The Real Reason Anthony Bourdain Felt Conflicted About Family Life

When Anthony Bourdain was young, he thought he knew what "normal" might look like, as he tells someone on the street in a scene of the new documentary "Roadrunner."

"My whole life, I was like a kid with my nose pressed against the glass, wondering what must it be like to have a kid, a normal family, and stand in the backyard with this silly apron barbecuing burgers," Bourdain said. When he said that, he happened to have all of those things in his life. He was married to Ottavia Busia-Bourdain and firing up hot dogs and hamburgers on the backyard barbecue for her and their daughter Ariane. "I am never happier than when I'm standing in the backyard being like TV dad because I feel normal, whatever the hell that means."

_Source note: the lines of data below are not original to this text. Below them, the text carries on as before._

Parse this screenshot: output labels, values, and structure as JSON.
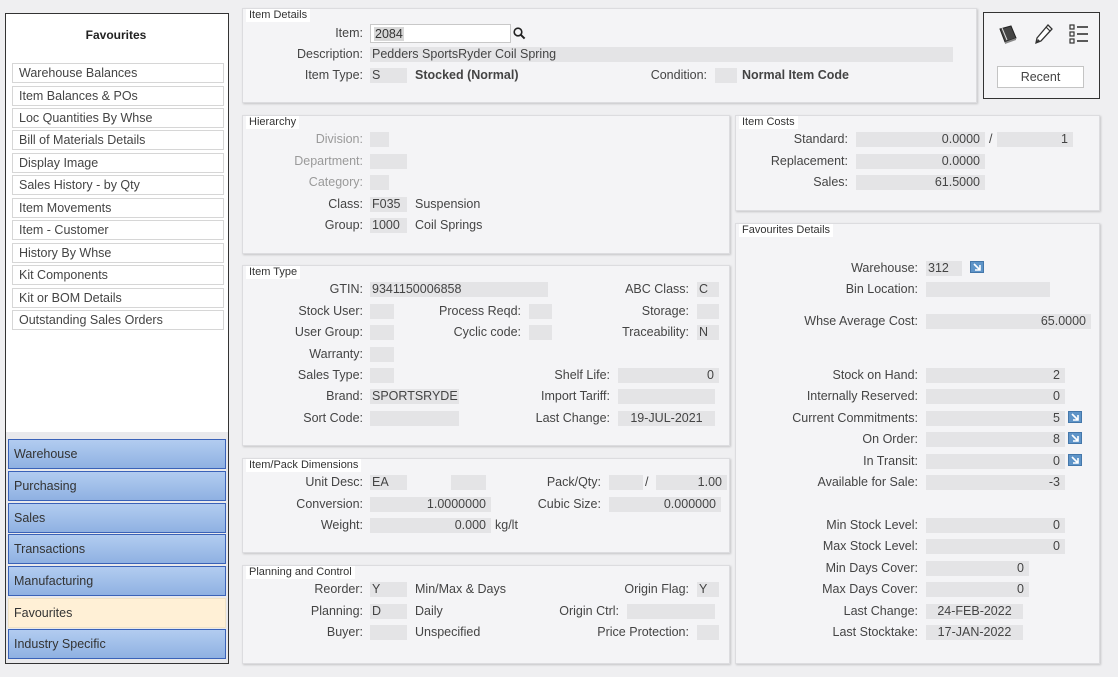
{
  "favourites": {
    "title": "Favourites",
    "items": [
      "Warehouse Balances",
      "Item Balances & POs",
      "Loc Quantities By Whse",
      "Bill of Materials Details",
      "Display Image",
      "Sales History - by Qty",
      "Item Movements",
      "Item - Customer",
      "History By Whse",
      "Kit Components",
      "Kit or BOM Details",
      "Outstanding Sales Orders"
    ]
  },
  "modules": [
    "Warehouse",
    "Purchasing",
    "Sales",
    "Transactions",
    "Manufacturing",
    "Favourites",
    "Industry Specific"
  ],
  "item_details": {
    "title": "Item Details",
    "item_label": "Item:",
    "item_value": "2084",
    "description_label": "Description:",
    "description_value": "Pedders SportsRyder Coil Spring",
    "item_type_label": "Item Type:",
    "item_type_code": "S",
    "item_type_desc": "Stocked (Normal)",
    "condition_label": "Condition:",
    "condition_code": "",
    "condition_desc": "Normal Item Code"
  },
  "toolbox": {
    "recent_label": "Recent"
  },
  "hierarchy": {
    "title": "Hierarchy",
    "division_label": "Division:",
    "department_label": "Department:",
    "category_label": "Category:",
    "class_label": "Class:",
    "class_code": "F035",
    "class_desc": "Suspension",
    "group_label": "Group:",
    "group_code": "1000",
    "group_desc": "Coil Springs"
  },
  "item_costs": {
    "title": "Item Costs",
    "standard_label": "Standard:",
    "standard_value": "0.0000",
    "slash": "/",
    "standard_per": "1",
    "replacement_label": "Replacement:",
    "replacement_value": "0.0000",
    "sales_label": "Sales:",
    "sales_value": "61.5000"
  },
  "item_type": {
    "title": "Item Type",
    "gtin_label": "GTIN:",
    "gtin_value": "9341150006858",
    "abc_label": "ABC Class:",
    "abc_value": "C",
    "stock_user_label": "Stock User:",
    "process_reqd_label": "Process Reqd:",
    "storage_label": "Storage:",
    "user_group_label": "User Group:",
    "cyclic_code_label": "Cyclic code:",
    "traceability_label": "Traceability:",
    "traceability_value": "N",
    "warranty_label": "Warranty:",
    "sales_type_label": "Sales Type:",
    "shelf_life_label": "Shelf Life:",
    "shelf_life_value": "0",
    "brand_label": "Brand:",
    "brand_value": "SPORTSRYDE",
    "import_tariff_label": "Import Tariff:",
    "sort_code_label": "Sort Code:",
    "last_change_label": "Last Change:",
    "last_change_value": "19-JUL-2021"
  },
  "dimensions": {
    "title": "Item/Pack Dimensions",
    "unit_desc_label": "Unit Desc:",
    "unit_desc_value": "EA",
    "pack_qty_label": "Pack/Qty:",
    "pack_slash": "/",
    "pack_qty_value": "1.00",
    "conversion_label": "Conversion:",
    "conversion_value": "1.0000000",
    "cubic_size_label": "Cubic Size:",
    "cubic_size_value": "0.000000",
    "weight_label": "Weight:",
    "weight_value": "0.000",
    "weight_unit": "kg/lt"
  },
  "planning": {
    "title": "Planning and Control",
    "reorder_label": "Reorder:",
    "reorder_code": "Y",
    "reorder_desc": "Min/Max & Days",
    "origin_flag_label": "Origin Flag:",
    "origin_flag_value": "Y",
    "planning_label": "Planning:",
    "planning_code": "D",
    "planning_desc": "Daily",
    "origin_ctrl_label": "Origin Ctrl:",
    "buyer_label": "Buyer:",
    "buyer_desc": "Unspecified",
    "price_protection_label": "Price Protection:"
  },
  "fav_details": {
    "title": "Favourites Details",
    "warehouse_label": "Warehouse:",
    "warehouse_value": "312",
    "bin_location_label": "Bin Location:",
    "whse_avg_cost_label": "Whse Average Cost:",
    "whse_avg_cost_value": "65.0000",
    "stock_on_hand_label": "Stock on Hand:",
    "stock_on_hand_value": "2",
    "internally_reserved_label": "Internally Reserved:",
    "internally_reserved_value": "0",
    "current_commitments_label": "Current Commitments:",
    "current_commitments_value": "5",
    "on_order_label": "On Order:",
    "on_order_value": "8",
    "in_transit_label": "In Transit:",
    "in_transit_value": "0",
    "available_label": "Available for Sale:",
    "available_value": "-3",
    "min_stock_label": "Min Stock Level:",
    "min_stock_value": "0",
    "max_stock_label": "Max Stock Level:",
    "max_stock_value": "0",
    "min_days_label": "Min Days Cover:",
    "min_days_value": "0",
    "max_days_label": "Max Days Cover:",
    "max_days_value": "0",
    "last_change_label": "Last Change:",
    "last_change_value": "24-FEB-2022",
    "last_stocktake_label": "Last Stocktake:",
    "last_stocktake_value": "17-JAN-2022"
  },
  "colors": {
    "module_blue": "#9dbbe8",
    "module_active": "#fff0d6",
    "arrow_blue": "#5e94c8"
  }
}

Those moments and that feeling were fleeting. Family life overlapped with Bourdain's years on "No Reservations" and "Parts Unknown," and he was gone most of the year. "He straddled the world of being the domestic guy," Bourdain's longtime producer Chris Collins says in "Roadrunner." "But that pull for the experience outside — as if it was going to slip away if he wasn't there — was equally as great."

In 'Roadrunner,' Bourdain confesses that his happiness at home never lasted long

The new Anthony Bourdain documentary "Roadrunner" reveals the close friendship between Bourdain and Josh Homme, singer and guitarist for the rock band Queens of the Stone Age (via AllMusic). They bonded over the struggles both experienced, trying to balance home life with touring the world.

"It's weird," Bourdain tells Homme over shots of tequila in a scene in "Roadrunner." "I'm home, I'm ridiculously happy for a week, and then I start getting crazy, like I should be doing something." Bourdain had to agree with Homme's response: "I call it the bittersweet curse. Nothing feels better than going home and nothing feels better than leaving home."

Eventually, the pressures of Bourdain's travel schedule forced a split between him and Ottavia Busia-Bourdain. "It always seemed like what he wanted was this idyllic picture of family and ordinary life," Bourdain's second wife says in "Roadrunner." "After a while, maybe that wasn't enough anymore." In an interview promoting his new book "Appetites" in 2016, Bourdain was asked to explain the disconnect between what he wrote in the book's dedication, embracing "normal" family life, and the breakup of his marriage. "I travel 250 days a year," he tells the interviewer. "How normal could I ever hope to be?"